George Barbier was no different.
Barbier flourished at the height of fashion illustration’s “Golden Age” in the 1920s and early 1930s. Artists hired by fashion magazines such as Harper Bazaar, Vogue, and Gazette du bon ton (for whom Barbier worked) embraced Art Deco style in their designs. Art Deco embodied the modernism of the Machine Age and the optimism of The Jazz Age. The fashion of this era was sleek, cool, geometric, and elegantly contemporary. Many designs featured sparkles, sequins, and stripes, inspired by the Futurist and Cubism art movements, and incorporated fountains, sunbursts, and car grilles to evoke modernism and positivity. Sportswear design for women also became extraordinarily popular, reflecting women’s changing social roles.
Dresses changed dramatically. The highly feminine, constricting, corseted styles of the Victorian and Edwardian eras were abandoned in favor of shorter, straighter dresses with little shape, allowing women to embrace the free spirit of the Roaring Twenties. These designs embraced the trendy masculine look, which encouraged flattened hips and breasts. Women who wore these styles were known as Flappers, named for the bird-like flapping movements they made when they danced the much-loved Charleston. The style was popularised by Clara Bow in the iconic Flapper film IT in 1927. Her little black dress bewitched women, and soon black became a must-have color; this was a far cry from previous generations, who only wore black when mourning.
Clara Bow starring in "It" in her iconic little black dress
Barbier’s expressive but chic designs were in high demand and his work became so famous that his style was instantly recognizable; in the 1924 novel The Green Hat, a character is described as a Barbier illustration, allowing readers to vividly picture her casual elegance. He published work in numerous magazines, wrote the introduction for the Erté's much-admired exhibition, and designed costumes and sets for Parisian cabaret hall Folies Bergère. He and his contemporaries set the standard for modern fashion design by representing garment shape and texture and creating a contemporary and positive atmosphere through their use of bold colors.

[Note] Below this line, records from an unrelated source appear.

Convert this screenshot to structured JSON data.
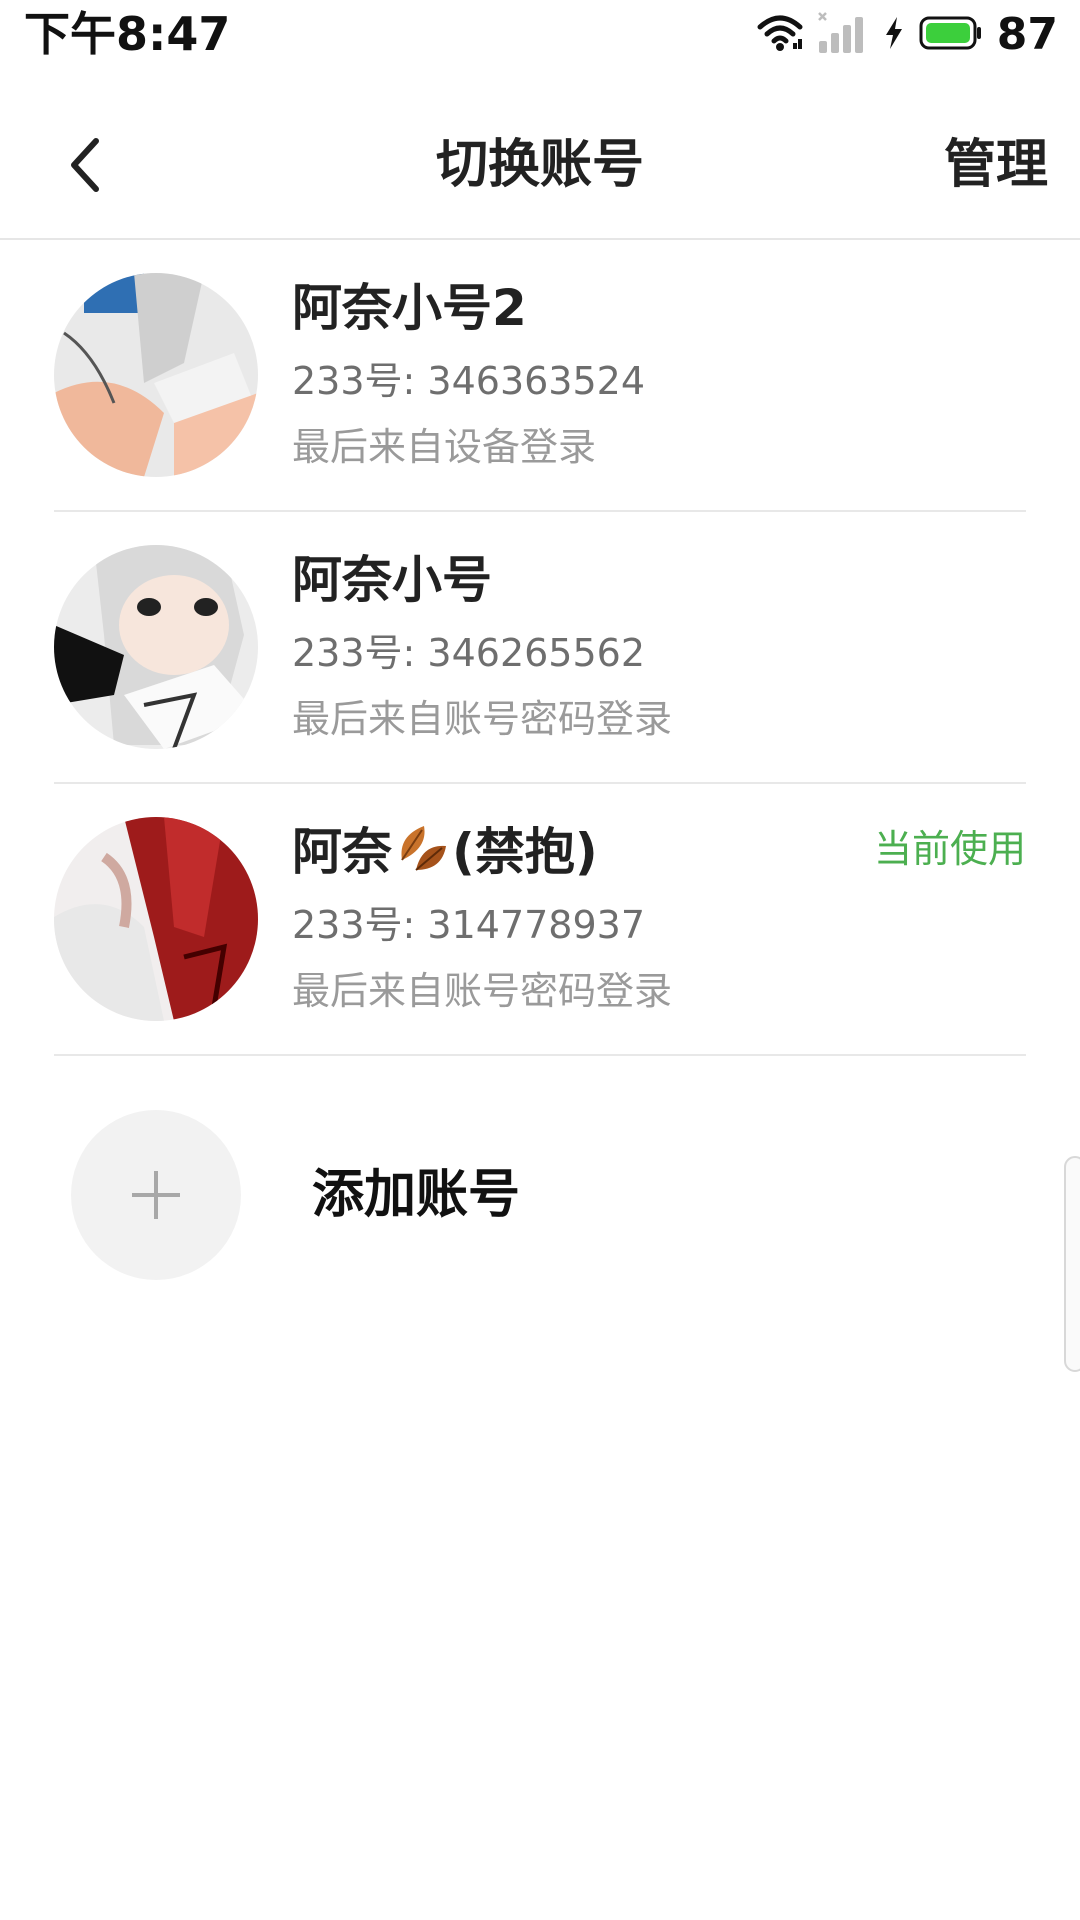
{
  "status_bar": {
    "time": "下午8:47",
    "battery": "87",
    "icons": [
      "wifi-icon",
      "signal-icon",
      "charging-icon",
      "battery-icon"
    ]
  },
  "header": {
    "back_icon": "chevron-left-icon",
    "title": "切换账号",
    "manage_label": "管理"
  },
  "accounts": [
    {
      "name": "阿奈小号2",
      "id_line": "233号: 346363524",
      "login_line": "最后来自设备登录",
      "current_label": ""
    },
    {
      "name": "阿奈小号",
      "id_line": "233号: 346265562",
      "login_line": "最后来自账号密码登录",
      "current_label": ""
    },
    {
      "name_prefix": "阿奈",
      "name_suffix": "(禁抱)",
      "name_emoji": "fallen-leaf-icon",
      "id_line": "233号: 314778937",
      "login_line": "最后来自账号密码登录",
      "current_label": "当前使用"
    }
  ],
  "add_account": {
    "icon": "plus-icon",
    "label": "添加账号"
  },
  "colors": {
    "accent_current": "#4caf50",
    "battery_fill": "#3ccf3c",
    "divider": "#e8e8e8",
    "add_circle": "#f2f2f2"
  }
}
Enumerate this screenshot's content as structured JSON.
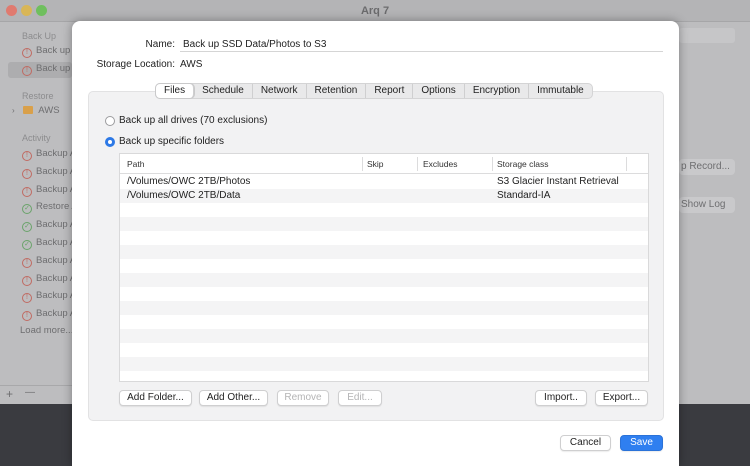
{
  "window": {
    "title": "Arq 7"
  },
  "sidebar": {
    "backup_header": "Back Up",
    "backup_items": [
      "Back up",
      "Back up"
    ],
    "restore_header": "Restore",
    "restore_item": "AWS",
    "activity_header": "Activity",
    "activity_items": [
      {
        "label": "Backup A",
        "status": "error"
      },
      {
        "label": "Backup A",
        "status": "error"
      },
      {
        "label": "Backup A",
        "status": "error"
      },
      {
        "label": "Restore A",
        "status": "ok"
      },
      {
        "label": "Backup A",
        "status": "ok"
      },
      {
        "label": "Backup A",
        "status": "ok"
      },
      {
        "label": "Backup A",
        "status": "error"
      },
      {
        "label": "Backup A",
        "status": "error"
      },
      {
        "label": "Backup A",
        "status": "error"
      },
      {
        "label": "Backup A",
        "status": "error"
      }
    ],
    "load_more": "Load more...",
    "add_symbol": "+",
    "remove_symbol": "—"
  },
  "background_buttons": {
    "record": "p Record...",
    "show_log": "Show Log"
  },
  "sheet": {
    "name_label": "Name:",
    "name_value": "Back up SSD Data/Photos to S3",
    "storage_label": "Storage Location:",
    "storage_value": "AWS",
    "tabs": [
      "Files",
      "Schedule",
      "Network",
      "Retention",
      "Report",
      "Options",
      "Encryption",
      "Immutable"
    ],
    "active_tab": "Files",
    "radio_all": "Back up all drives (70 exclusions)",
    "radio_specific": "Back up specific folders",
    "table": {
      "columns": [
        "Path",
        "Skip",
        "Excludes",
        "Storage class"
      ],
      "rows": [
        {
          "path": "/Volumes/OWC 2TB/Photos",
          "skip": "",
          "excludes": "",
          "storage_class": "S3 Glacier Instant Retrieval"
        },
        {
          "path": "/Volumes/OWC 2TB/Data",
          "skip": "",
          "excludes": "",
          "storage_class": "Standard-IA"
        }
      ]
    },
    "buttons": {
      "add_folder": "Add Folder...",
      "add_other": "Add Other...",
      "remove": "Remove",
      "edit": "Edit...",
      "import": "Import..",
      "export": "Export...",
      "cancel": "Cancel",
      "save": "Save"
    }
  },
  "colors": {
    "accent": "#2f7ff0",
    "error": "#c06a62",
    "ok": "#6aa36a"
  }
}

Barbier died in 1932, at the height of his career. By the late 1930s, photography would replace fashion illustrations so it is interesting to consider where Barbier’s trailblazing style would have taken him had he lived longer. His work remains popular to this day because it embodies spirit of the Roaring Twenties. In Personnages de comédie, which Barbier illustrated, Albert Flament fortifies Barbier as one of the greatest fashion illustrators: "one of the most precious and significant artists of our era…. When our times are lost … in the dust … some of his water-colors and drawings will be all that is necessary to resurrect the taste and the spirit of the years in which we have lived".
Posters, as one of the earliest forms of visual advertising, date back to as early as ancient Greek times. They still serve as an important form of communication with the general public and they also became the most common form of wall art. Here you can have a closer look at the history of the posters and take a look at fine examples of them.